The plan is to ride up the West Coast and cut in round about Nigera way and then ride across Burkina Faso, Mali, Senegal and Mauretania to Morocco. And to get home by Easter. Perhaps a tall order.... I got the bit between my teeth to start with and started heading straight for Windhoek to pick up visas tout-suite. Then I realised that none of the embassies would be open for a few days until the end of their Christmas breaks so I decided to take a few detours.
I had been planning to do a minimum mileage and take it as easy on the bike as possible but in the end I've done more miles on dirt roads in Namibia (more than 1000km) than in any other country.
Namibia is a big country, there're a lot of long straights, on the tar as above, and on the dirt, as below...
The sunsets can be quite amazing too. I wouldn't normally put a sunset pic in the blog but this was something. Even taken with the crappy cheap digital camera we bought after the beloved Canon rattled to bits it looks pretty special....
It's quite a special feeling to be heading out by yourself, loaded up with spare fuel and water, along a dirt road into the desert. Philippe, ex of Top Bike mag had recommended a few routes from his Chinese bikes in Namibia marathon ride and I've got to say that at the beginning I was cursing him. Dirt roads in Namibia are normally very well maintained but at the end of the Christmas holidays on the road to Namibia's top tourist attraction (Sossus Vlei) the route had been well and truly pounded by legions of South Africa SUV driving holiday makers. They even have SUV caravans (SUCS?) and heavy duty off-road trailers for when they feel that their Land Cruisers are not causing quite enough damage!
Getting to Sossus Vlei and then riding through the Namib Naukluft Park past red sand dunes and smashed-up rock outcrops I had forgiven Philippe.
The ride from Sossus Vlei to Swakopmund took me through Solitaire. An evocatively named place that is a local by-word for out of the way-ness. It is indeed a long way from anywhere and very small but the feeling of solitude has gone as an enterprising type has converted his homestead into a middle-of-the-desert service station with petrol pumps, campsite, restaurant, bar and shop. You can't deny it's nice to stop and have a cold drink but seeing as everyone thinks the same it's actually quite busy and that feeling of remote-ness just isn't quite there!
Swakopmund was heaving with South Africa holiday makers. Many of the quad bike fraternity. After my near brush with severe quad bike induced injury at Ryan's motorcross park in Brakpan near Joburg it was no surprise to see local papers full of quad bike death and injury stories and sadly of the environmental damage caused by multitudes of them free-riding across the desert and protected areas. A weird place Swakopmund. Kind of like Bournemouth but a tenth of the size, surrounded by desert, with a few quaint German buildings, Bockwurst, socks and sandals and a few Africans thrown in.

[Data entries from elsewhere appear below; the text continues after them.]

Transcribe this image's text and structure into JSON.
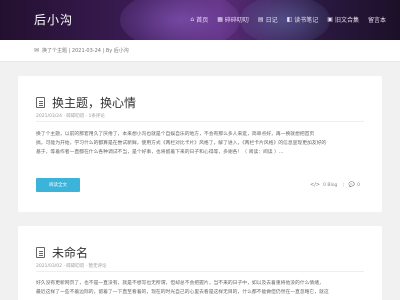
{
  "site": {
    "logo": "后小沟"
  },
  "nav": [
    {
      "icon": "⌂",
      "label": "首页"
    },
    {
      "icon": "▦",
      "label": "碎碎叨叨"
    },
    {
      "icon": "▤",
      "label": "日记"
    },
    {
      "icon": "◧",
      "label": "读书笔记"
    },
    {
      "icon": "▣",
      "label": "旧文合集"
    },
    {
      "icon": "",
      "label": "留言本"
    }
  ],
  "notice": {
    "icon": "✉",
    "text": "换了个主题 | 2021-03-24 | By 后小沟"
  },
  "posts": [
    {
      "title": "换主题，换心情",
      "meta": "2021/03/24 · 碎碎叨叨 · 1条评论",
      "excerpt": [
        "换了个主题，以前的那套用久了厌倦了，本来想小沟也就是个自娱自乐的地方，不会有那么多人来逛，简单点好，再一换就想把首页",
        "搞，可能为开始，学习什么的都算是在尝试新鲜，使用方式《两栏对比卡片》风格了，解了进入，《两栏卡片风格》的信息呈现更加友好的",
        "基于，等着作者一直都在什么各种调试不当，是个好事，也将留着下来的日子和心得等，多谢各！（ 阅读：阅读 ）..."
      ],
      "read_more": "阅读全文",
      "views": "0 Blog",
      "comments": "0"
    },
    {
      "title": "未命名",
      "meta": "2021/03/02 · 碎碎叨叨 · 暂无评论",
      "excerpt": [
        "好久没有更新网页了，也不是一直没有，就是不想写也无所谓，但却总不会把握片，当不来的日子中，如以及去着重将他没的什么情绪，",
        "最近这样了一些不着边际的，留着了一下直至看着的，现在的时光自己的心里去看是这样无目的，什么都不能做但仍然在一直忽略它，就这"
      ]
    }
  ]
}
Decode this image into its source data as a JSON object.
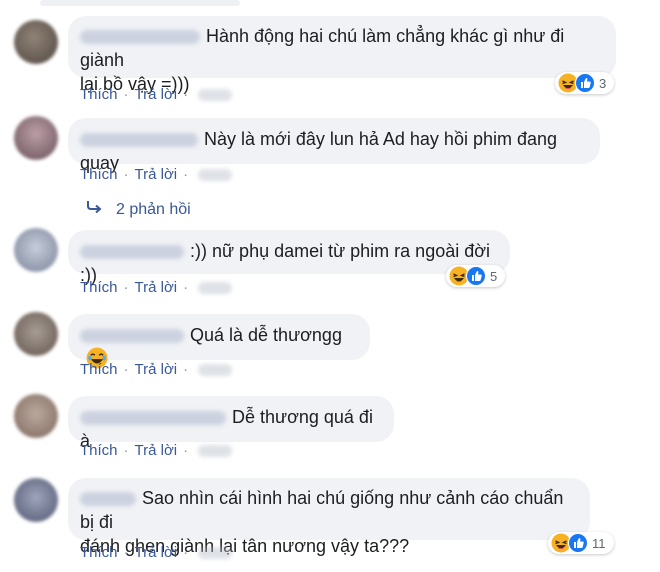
{
  "colors": {
    "bubble": "#f0f2f5",
    "link": "#385898",
    "meta": "#606770",
    "like_blue": "#1877f2",
    "haha_yellow": "#f7b125"
  },
  "actions": {
    "like_label": "Thích",
    "reply_label": "Trả lời",
    "separator": "·"
  },
  "replies_link": {
    "label": "2 phản hồi",
    "icon": "reply-arrow-icon"
  },
  "comments": [
    {
      "text": "Hành động hai chú làm chẳng khác gì như đi giành\nlại bồ vậy =)))",
      "reactions": [
        "haha-icon",
        "like-icon"
      ],
      "reaction_count": "3"
    },
    {
      "text": "Này là mới đây lun hả Ad hay hồi phim đang quay",
      "reactions": [],
      "reaction_count": ""
    },
    {
      "text": ":)) nữ phụ damei từ phim ra ngoài đời :))",
      "reactions": [
        "haha-icon",
        "like-icon"
      ],
      "reaction_count": "5"
    },
    {
      "text": "Quá là dễ thươngg",
      "inline_emoji": "laughing-emoji-icon",
      "reactions": [],
      "reaction_count": ""
    },
    {
      "text": "Dễ thương quá đi à",
      "reactions": [],
      "reaction_count": ""
    },
    {
      "text": "Sao nhìn cái hình hai chú giống như cảnh cáo chuẩn bị đi\nđánh ghen giành lại tân nương vậy ta???",
      "reactions": [
        "haha-icon",
        "like-icon"
      ],
      "reaction_count": "11"
    }
  ]
}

Back through the Namib Naukluft Park again to get to Windhoek and on the first day of opening I'm there knocking on the door of the Angolan Embassy. After no response I spoke to the security guard and it turned out that no-one was there and it seems they had decided to have just one more day of Christmas hols! The Democratic Republic of Congo and Republic of Congo visas were a sinch with quick turnaround and charming staff but the Angolan one seems like it's going to be a bit tougher. There are worse places to be stuck in than Windhoek but it's not really brimming over with entertainments. I've seen their shopping mall several times, I tried the transport museum and it's closed. That leaves the cinema (there's one) and the national museum. Please please please Angolans give me a visa and quick!
Posted by Richard Miller at January 10, 2008 12:37 PM GMT